But you might win a holiday if you bother to vote!
The Housing Corporation has published a report explaining how a housing association (Ujima Housing) became insolvent earlier this year while the regulator (the Housing Corporation) failed to notice the warning signs. Incredibly, the Housing Corporation awarded this association the highest rating for financial viability in 2006/07. The report reveals that the regulator had a target date by which all financial assessments had to be completed. Ujima didn’t produce financial information in time for this,
which should have triggered regulatory action. However the regulator was so focused on meeting its own target that it simply did the assessment without the data.
Writing in the BMJ a hospital consultant gives examples of the ways in which targets have undermined patient care. It is not the first evidence and it won’t be the last. But I’m confident the regime will ignore it.
Joining in the current controversy over the Labour government’s leadership, Ivan Lewis, minister for adult care said Labour is at its best when it is ‘BOLD Labour’.
I showed Ivan Lewis all the waste that has been created by regulation of adult care. I put it to him that the best way to improve performance was to remove the waste and this could only be done by removing its cases (the regulations). I asked him for the freedom to work with a client to complete a whole-system re-design, ensure it was stable, assess the new economics and then establish a better way of regulating such that no waste ensued.
How bold was Lewis? I think you know the answer.
When I talked to another minister – Tom Watson – about the waste (failure demand) created down-stream by failures in DWP and HMRC and the massive costs associated with dealing with it, leaving aside the fact that these are the most vulnerable in society, he was as bold as Lewis.
The problems people are having with in the delivery of benefits, tax credits and employment services have been documented by the Joseph Rowntree Foundation. See: http://www.jrf.org.uk/knowledge/findings/socialpolicy/2233.asp
As the evidence mounts the inability to listen and learn is only compounded. Ministers are stuck, incompetent to use Dixon’s term, seeking only evidence to support policy (ideology) rather than listening to evidence which would lead to better policy.
I was persuaded to bid for work in an NHS organisation. I was assured people were aware of and ready for the challenges offered by Systems Thinking so I went along to explain how Systems Thinking works and to make it clear that the work in ‘check’ would reveal how current ‘system conditions’ (targets etc) were causes of waste.
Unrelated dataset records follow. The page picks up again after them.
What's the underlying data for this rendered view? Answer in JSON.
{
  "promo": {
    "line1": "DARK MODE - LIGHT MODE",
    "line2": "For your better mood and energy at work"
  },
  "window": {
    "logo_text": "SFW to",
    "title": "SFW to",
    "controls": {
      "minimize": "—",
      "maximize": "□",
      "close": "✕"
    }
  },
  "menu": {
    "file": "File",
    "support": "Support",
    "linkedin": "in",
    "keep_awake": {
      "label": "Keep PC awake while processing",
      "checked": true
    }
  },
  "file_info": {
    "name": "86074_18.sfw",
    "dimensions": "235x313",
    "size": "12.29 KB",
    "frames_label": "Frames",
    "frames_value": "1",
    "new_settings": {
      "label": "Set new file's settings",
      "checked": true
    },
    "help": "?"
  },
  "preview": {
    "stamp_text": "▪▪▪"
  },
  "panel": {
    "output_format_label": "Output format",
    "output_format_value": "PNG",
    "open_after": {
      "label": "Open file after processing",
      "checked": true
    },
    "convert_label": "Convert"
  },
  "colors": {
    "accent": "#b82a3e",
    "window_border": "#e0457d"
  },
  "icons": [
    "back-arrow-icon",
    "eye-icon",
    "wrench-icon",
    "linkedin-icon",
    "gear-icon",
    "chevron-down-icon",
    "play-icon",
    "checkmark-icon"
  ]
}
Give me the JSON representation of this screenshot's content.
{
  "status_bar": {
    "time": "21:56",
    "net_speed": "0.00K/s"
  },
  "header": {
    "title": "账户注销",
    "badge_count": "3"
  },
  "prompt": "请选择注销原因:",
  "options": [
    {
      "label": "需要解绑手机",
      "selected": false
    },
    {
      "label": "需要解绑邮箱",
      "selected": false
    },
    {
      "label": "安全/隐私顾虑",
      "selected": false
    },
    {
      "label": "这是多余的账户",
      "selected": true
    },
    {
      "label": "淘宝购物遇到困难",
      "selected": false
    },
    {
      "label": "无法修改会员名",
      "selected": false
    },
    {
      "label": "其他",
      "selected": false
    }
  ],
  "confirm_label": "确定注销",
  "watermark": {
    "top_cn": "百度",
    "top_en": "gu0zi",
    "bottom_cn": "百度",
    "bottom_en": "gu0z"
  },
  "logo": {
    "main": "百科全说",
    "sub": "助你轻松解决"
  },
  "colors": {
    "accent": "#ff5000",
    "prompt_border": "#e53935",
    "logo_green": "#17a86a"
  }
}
Because of this I suggested we should open communications with the Department of Health as we would need the freedom to do the right thing and stop doing the wrong thing when the work moved to re-design. Despite the enthusiasm of the top team the director of finance black-balled the idea. His view was the work would lead to publicity which might be politically ‘difficult’.
So there we are, when offered the opportunity to learn and design a system based on purpose from the patient’s point of view some managers would prefer to do as they are told, not rock the boat and ignore any adverse consequences for their patients.
I am reminded of being in a seminar where another finance man working for a Trust said: ‘We might make a loss on A and E’. How can anyone conceptualise A and E that way?
But I remain optimistic! Over the last few years the number of public services using Systems Thinking and the Vanguard Method has grown in spite of the regime. In the near future we are going to publish many examples, to show how wide-spread Systems Thinking is and to encourage sanity in this insane time.